Reversible Drives using Choppers

Reversible Drives using Choppers:

Using two quadrant choppers a reversible drive can be achieved, because this combination allows reversal of both current and voltage of the motor termi­nals. We can get a regenerative reversible drive. The motor can operate in all four quadrants. A scheme of a Reversible Drives using Choppers is shown in Fig. 4.85(a). The modes of operation are illustrated in Fig. 4.85(b). The operation in both the directions is achieved by operating the choppers 1 to 4 to provide voltage and current of desired polarity.

Reversible Drives using Choppers

Control of choppers S1 S2 with their diodes D1D2 provides operation in I and IV Quadrants with positive current and reversible by varying TON/TOFF ratio. S3S4 with diodes D3D4 comprise another chopper providing operation in II and III quadrants with negative current and reversible Va. Thus the load voltage and current can take up both possible directions. The circuit has similar behaviour of a dual converter made up of two antiparallel connected fully controlled line commutated converters.

Reversible Drives using Choppers

The choppers can also be controlled as regenerative choppers (step up choppers). To achieve this S2 is always ON and S3 OFF. The choppers S1 and S4 are controlled to provide positive Va and reversible load current. This corresponds to operation in I and II quadrants. The operation in III and IV quadrants can be accomplished by making S4 always ON, and S1 OFF with control on S1 and S2 to make Va negative and Ia reversible. The modes of operation are shown in Fig. 4.85(c).

Reversible Drives using Choppers

Four quadrant operation can also be obtained with a two quadrant chopper supplying the armature and using a scheme for field current or armature cur­rent reversal. This scheme involves fewer power components. The response is very sluggish, as has already been discussed.

Closed loop control systems are being developed to obtain a precise control of speed with regeneration in both directions for thyristor drives.

A comparison of a reversible drive using a dual converter and a four quad­rant chopper is rather interesting. A four quadrant chopper is costlier than a dual converter. This is because of commutation circuits required by each chopper.

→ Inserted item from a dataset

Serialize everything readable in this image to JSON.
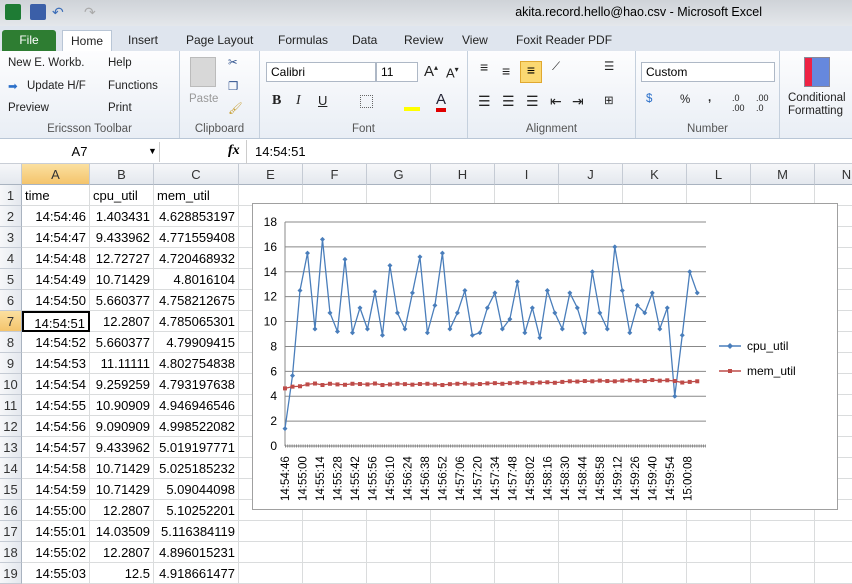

A dual converter has a simpler control, if circulating current is al­lowed. A detailed investigation may be required to compare the performance of the drives under dynamic and steady state conditions.